Even more unfortunately, one of the crossings led to a different road completely (Swamp Run Rd), with Sunset bearing off to the right in highly inconspicuous and unmarked fashion. Even MORE more unfortunately, I, in my bid to win the Christopher Columbus Award for Excellence in Navigation, specifically disregarded the more level-headed members of the party (i.e. both of them) when they pointed out the "No Outlet" sign on Swamp Run that should have given me pause for thought, or even *gasp* provoked map consultation. So, we found that Swamp Run (eventually becoming Chestnut) is an absolutely charming road, with the unfortunate disadvantage of ending in a pile of rubble deep enough in the backwoods that the strains of banjo music and screams of panicked canoers could be heard. That's where I checked the map, and found that yes, indeed, the road went no-where from here; in fact, our location on the map was surrounded by what looked remarkably like swamp markings, thusly discouraging the idea of striking out cross country through Moraine.
Once said navigational mishap was corrected, the rest of our ride through the wilds of Butler County was quite nice. We made our way through the town of Liberty (in theory; I don't actually recall any town, but maps don't lie, right?), then swung by Cooper's Lake Campground. The camp store was closed, so we hopped over to Rte 19 and stopped for lunch at the Subway/convenience store a mile down the road.

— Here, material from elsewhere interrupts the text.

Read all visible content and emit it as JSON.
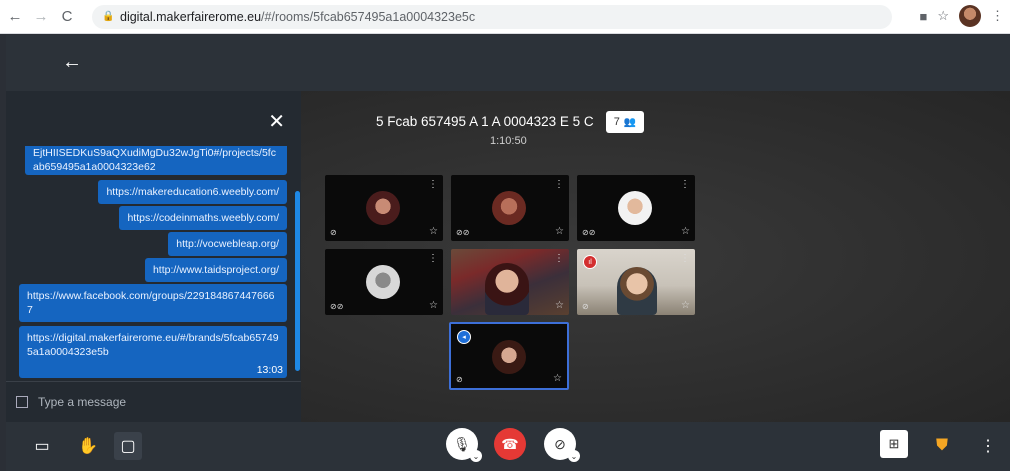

Picking up 488, we made our way down to Ellwood City, enjoying the welcome loss of elevation as we came down off the plateau. From there, we joined the traditional Wheelmen Fall Rally route to Brush Creek, then paralleled the Turnpike until we took 989 into the backwoods (such as they are in Cranberry). Jim and I parted company with Tim at Lovi Rd, as he decided to continue on 989 and visit his aunt in Economy.
Lovi Rd to the Red Belt to Ambridge to Sewickley was familiar enough that I registered very little; according to Jim, I ended up hammering pretty hard on the Belt, but, due to lack of computer, I didn't notice that I was pulling at 23.5 for several miles. Heh. I love the Red Belt in that stretch.
From Sewickley, I had gotten a bit sadistic when route planning; rather than the time-honored tradition of return via Coraopolis/Neville Island/McKees Rocks Bridge, I decided to wrap up the route with the dual climbs of Blackburn and Mt Nebo. This is a truly spectacular idea after well over 100 miles in the legs. But, again, training for brevets and all that...In any case, the final climbs were completed without undue agony, mostly because the gear range on the P-38 goes pretty darn low, and I have no shame about plumbing the very depths of said range.
A quick cruise along the ridge via Roosevelt, and we descended to The Street of Many Names (AKA Center/Church/Division/California/Lincoln/etc). I peeled off in Brighton Heights (coincidentally, the return route went two blocks from my house...wonder how that happened?), and Jim continued down the hill.
- I really like the Hammer Heed electrolyte drink; far less cloying and sweet than Gatorade or Powerade.
- I need to experiment with Perpetuem for the longer rides; I keep hearing glowing reports, and should really see if it works for me.
- (Also nutritional) I'm noticing that my stomach starts flipping a bit with heavier beverages as the weather gets warmer.